• **PROBLEM DETAILS**
Each line below that holds the word "object" counts once; state the total number of such lines and nothing else.

[App and web page records]
* * *

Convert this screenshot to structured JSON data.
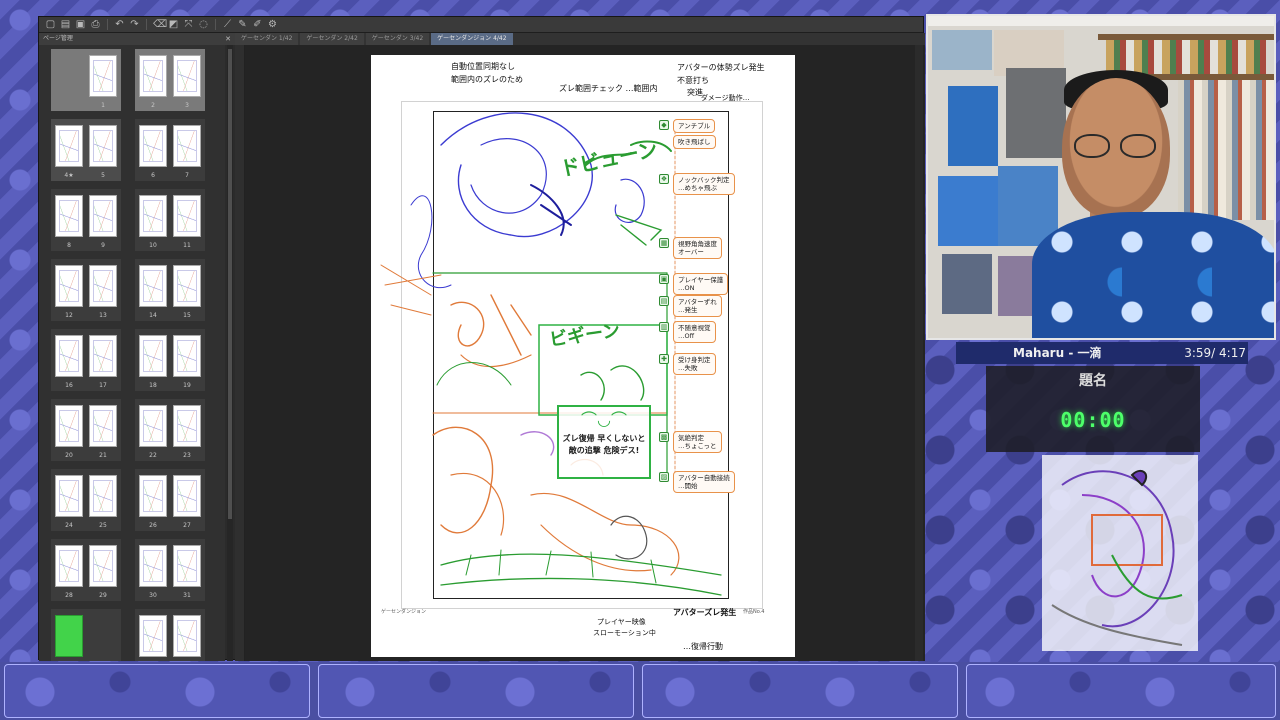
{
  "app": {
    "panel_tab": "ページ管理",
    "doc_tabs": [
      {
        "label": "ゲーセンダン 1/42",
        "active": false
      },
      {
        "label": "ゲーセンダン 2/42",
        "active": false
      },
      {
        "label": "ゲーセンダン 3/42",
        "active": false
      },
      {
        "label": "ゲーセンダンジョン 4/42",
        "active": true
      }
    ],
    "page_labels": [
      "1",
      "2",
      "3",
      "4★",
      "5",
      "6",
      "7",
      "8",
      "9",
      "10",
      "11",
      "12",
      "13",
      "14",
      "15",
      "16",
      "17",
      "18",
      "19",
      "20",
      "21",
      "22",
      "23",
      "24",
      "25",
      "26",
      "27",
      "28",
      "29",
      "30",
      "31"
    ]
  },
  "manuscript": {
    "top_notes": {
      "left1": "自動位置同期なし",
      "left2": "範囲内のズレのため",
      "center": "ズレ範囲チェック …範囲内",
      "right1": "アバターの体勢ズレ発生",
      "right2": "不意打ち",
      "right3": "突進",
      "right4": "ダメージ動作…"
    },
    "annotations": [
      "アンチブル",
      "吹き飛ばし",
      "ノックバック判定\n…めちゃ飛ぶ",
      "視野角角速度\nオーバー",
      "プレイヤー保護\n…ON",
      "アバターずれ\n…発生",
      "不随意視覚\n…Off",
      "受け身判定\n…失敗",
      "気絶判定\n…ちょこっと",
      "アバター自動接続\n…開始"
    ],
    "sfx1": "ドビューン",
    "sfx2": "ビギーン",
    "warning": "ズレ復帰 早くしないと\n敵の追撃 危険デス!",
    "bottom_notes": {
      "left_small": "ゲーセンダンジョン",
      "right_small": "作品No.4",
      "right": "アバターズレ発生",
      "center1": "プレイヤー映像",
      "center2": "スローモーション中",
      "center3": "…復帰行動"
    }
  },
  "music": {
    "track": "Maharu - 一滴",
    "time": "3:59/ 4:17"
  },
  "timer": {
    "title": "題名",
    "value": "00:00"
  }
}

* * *

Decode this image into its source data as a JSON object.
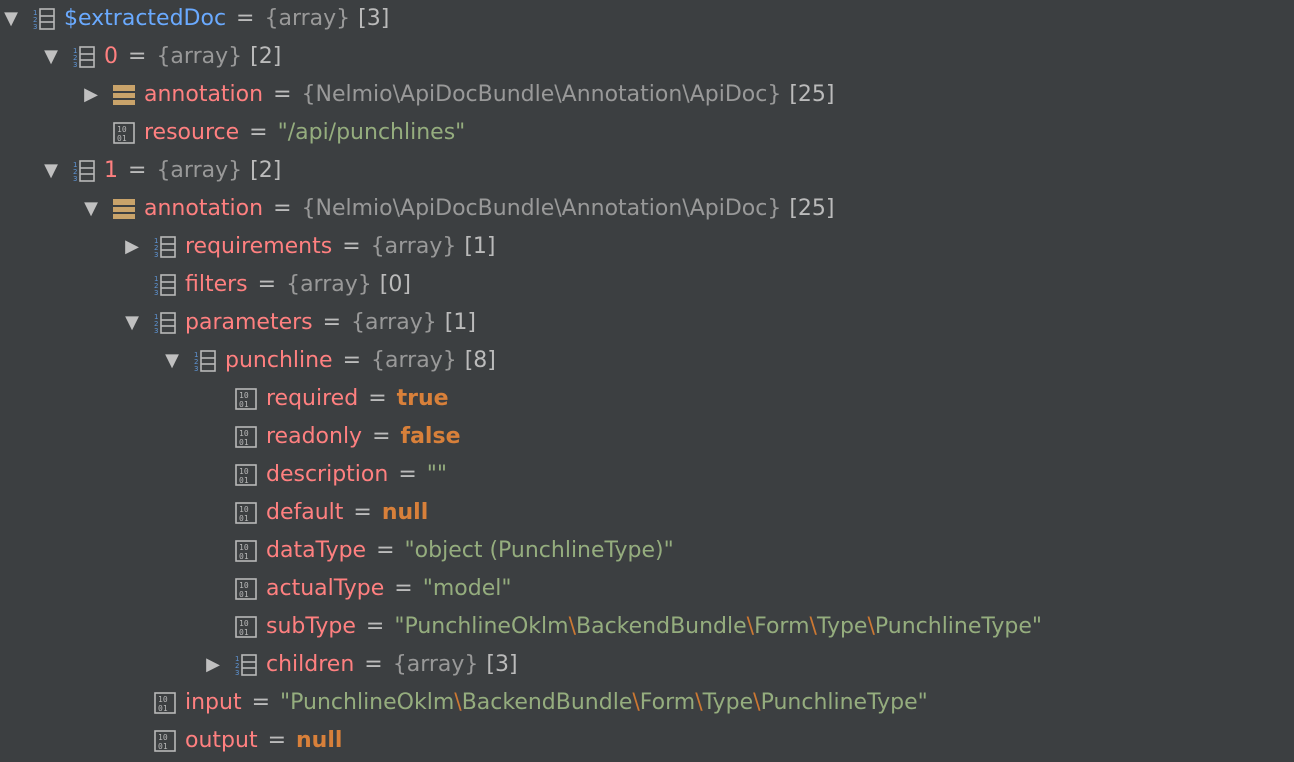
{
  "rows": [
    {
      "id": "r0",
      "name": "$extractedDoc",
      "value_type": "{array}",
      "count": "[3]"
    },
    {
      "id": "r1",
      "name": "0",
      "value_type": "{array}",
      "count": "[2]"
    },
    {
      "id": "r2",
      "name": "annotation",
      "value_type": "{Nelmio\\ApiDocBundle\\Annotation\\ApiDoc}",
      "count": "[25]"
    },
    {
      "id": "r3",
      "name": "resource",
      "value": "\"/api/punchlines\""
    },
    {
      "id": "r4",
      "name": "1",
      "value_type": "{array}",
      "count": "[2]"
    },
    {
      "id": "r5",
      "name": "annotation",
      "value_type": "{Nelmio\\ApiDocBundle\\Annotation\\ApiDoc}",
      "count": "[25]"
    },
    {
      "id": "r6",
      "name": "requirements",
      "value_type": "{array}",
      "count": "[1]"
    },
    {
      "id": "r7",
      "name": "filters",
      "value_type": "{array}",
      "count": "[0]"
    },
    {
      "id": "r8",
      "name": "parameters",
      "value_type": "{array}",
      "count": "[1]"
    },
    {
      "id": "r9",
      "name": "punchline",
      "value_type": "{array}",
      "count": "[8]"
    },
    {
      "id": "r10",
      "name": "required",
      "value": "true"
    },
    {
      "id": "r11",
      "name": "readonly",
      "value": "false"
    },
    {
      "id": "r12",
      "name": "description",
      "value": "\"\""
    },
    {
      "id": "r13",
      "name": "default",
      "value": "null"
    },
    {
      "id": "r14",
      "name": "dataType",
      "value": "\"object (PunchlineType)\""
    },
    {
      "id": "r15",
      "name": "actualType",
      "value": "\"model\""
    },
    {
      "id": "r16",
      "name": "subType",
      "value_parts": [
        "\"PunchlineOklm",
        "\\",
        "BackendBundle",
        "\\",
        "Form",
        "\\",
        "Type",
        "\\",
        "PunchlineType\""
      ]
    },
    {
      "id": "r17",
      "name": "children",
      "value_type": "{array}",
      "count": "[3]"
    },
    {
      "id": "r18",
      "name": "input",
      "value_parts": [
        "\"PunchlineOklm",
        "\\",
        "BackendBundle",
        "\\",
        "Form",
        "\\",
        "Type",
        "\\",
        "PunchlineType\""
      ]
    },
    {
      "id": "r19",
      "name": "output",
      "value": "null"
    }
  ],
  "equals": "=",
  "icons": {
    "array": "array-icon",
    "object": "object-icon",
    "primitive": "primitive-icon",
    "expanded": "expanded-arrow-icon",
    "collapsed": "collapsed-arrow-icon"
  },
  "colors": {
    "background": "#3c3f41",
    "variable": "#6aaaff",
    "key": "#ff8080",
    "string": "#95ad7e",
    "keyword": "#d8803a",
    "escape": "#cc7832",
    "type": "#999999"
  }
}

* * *

• **ANSWER SPACE**
3